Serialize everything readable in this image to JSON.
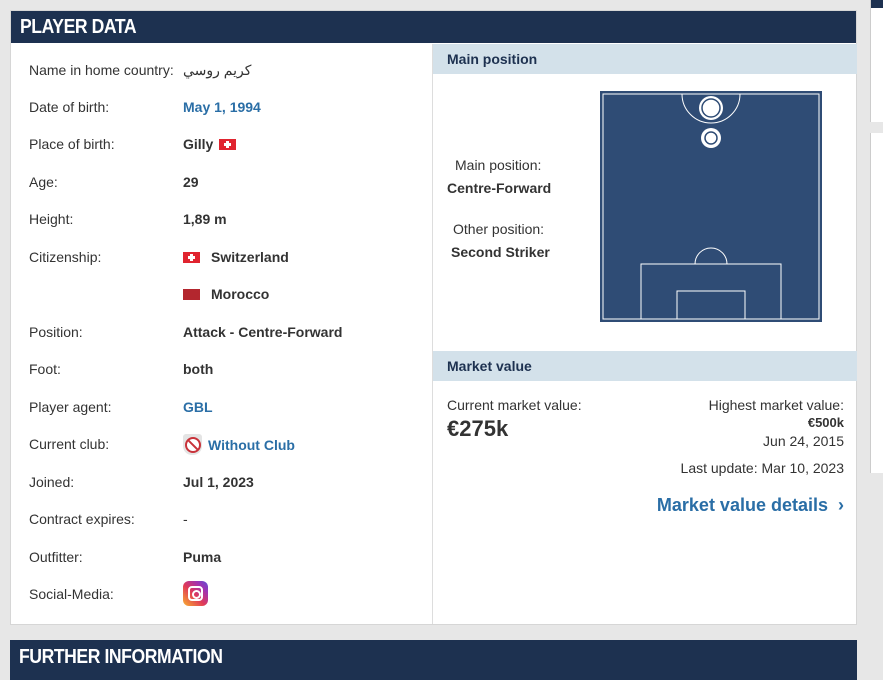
{
  "section_title": "PLAYER DATA",
  "further_title": "FURTHER INFORMATION",
  "rows": [
    {
      "label": "Name in home country:",
      "value": "كريم روسي"
    },
    {
      "label": "Date of birth:",
      "value": "May 1, 1994"
    },
    {
      "label": "Place of birth:",
      "value": "Gilly"
    },
    {
      "label": "Age:",
      "value": "29"
    },
    {
      "label": "Height:",
      "value": "1,89 m"
    },
    {
      "label": "Citizenship:",
      "value": "Switzerland"
    },
    {
      "label": "",
      "value": "Morocco"
    },
    {
      "label": "Position:",
      "value": "Attack - Centre-Forward"
    },
    {
      "label": "Foot:",
      "value": "both"
    },
    {
      "label": "Player agent:",
      "value": "GBL"
    },
    {
      "label": "Current club:",
      "value": "Without Club"
    },
    {
      "label": "Joined:",
      "value": "Jul 1, 2023"
    },
    {
      "label": "Contract expires:",
      "value": "-"
    },
    {
      "label": "Outfitter:",
      "value": "Puma"
    },
    {
      "label": "Social-Media:",
      "value": ""
    }
  ],
  "icons": {
    "place_flag": "switzerland-flag-icon",
    "cit_flag_1": "switzerland-flag-icon",
    "cit_flag_2": "morocco-flag-icon",
    "club": "no-club-icon",
    "social": "instagram-icon"
  },
  "position": {
    "title": "Main position",
    "main_label": "Main position:",
    "main_value": "Centre-Forward",
    "other_label": "Other position:",
    "other_value": "Second Striker"
  },
  "market": {
    "title": "Market value",
    "current_label": "Current market value:",
    "current_value": "€275k",
    "highest_label": "Highest market value:",
    "highest_value": "€500k",
    "highest_date": "Jun 24, 2015",
    "last_update": "Last update: Mar 10, 2023",
    "details_link": "Market value details"
  },
  "colors": {
    "header": "#1d3150",
    "subheader": "#d3e1ea",
    "link": "#2a6ea6",
    "pitch": "#2f4c75"
  }
}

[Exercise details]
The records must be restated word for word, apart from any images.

[Answer below]
Serialize everything readable in this image to JSON.
{
  "section_title": "PLAYER DATA",
  "further_title": "FURTHER INFORMATION",
  "rows": [
    {
      "label": "Name in home country:",
      "value": "كريم روسي"
    },
    {
      "label": "Date of birth:",
      "value": "May 1, 1994"
    },
    {
      "label": "Place of birth:",
      "value": "Gilly"
    },
    {
      "label": "Age:",
      "value": "29"
    },
    {
      "label": "Height:",
      "value": "1,89 m"
    },
    {
      "label": "Citizenship:",
      "value": "Switzerland"
    },
    {
      "label": "",
      "value": "Morocco"
    },
    {
      "label": "Position:",
      "value": "Attack - Centre-Forward"
    },
    {
      "label": "Foot:",
      "value": "both"
    },
    {
      "label": "Player agent:",
      "value": "GBL"
    },
    {
      "label": "Current club:",
      "value": "Without Club"
    },
    {
      "label": "Joined:",
      "value": "Jul 1, 2023"
    },
    {
      "label": "Contract expires:",
      "value": "-"
    },
    {
      "label": "Outfitter:",
      "value": "Puma"
    },
    {
      "label": "Social-Media:",
      "value": ""
    }
  ],
  "icons": {
    "place_flag": "switzerland-flag-icon",
    "cit_flag_1": "switzerland-flag-icon",
    "cit_flag_2": "morocco-flag-icon",
    "club": "no-club-icon",
    "social": "instagram-icon"
  },
  "position": {
    "title": "Main position",
    "main_label": "Main position:",
    "main_value": "Centre-Forward",
    "other_label": "Other position:",
    "other_value": "Second Striker"
  },
  "market": {
    "title": "Market value",
    "current_label": "Current market value:",
    "current_value": "€275k",
    "highest_label": "Highest market value:",
    "highest_value": "€500k",
    "highest_date": "Jun 24, 2015",
    "last_update": "Last update: Mar 10, 2023",
    "details_link": "Market value details"
  },
  "colors": {
    "header": "#1d3150",
    "subheader": "#d3e1ea",
    "link": "#2a6ea6",
    "pitch": "#2f4c75"
  }
}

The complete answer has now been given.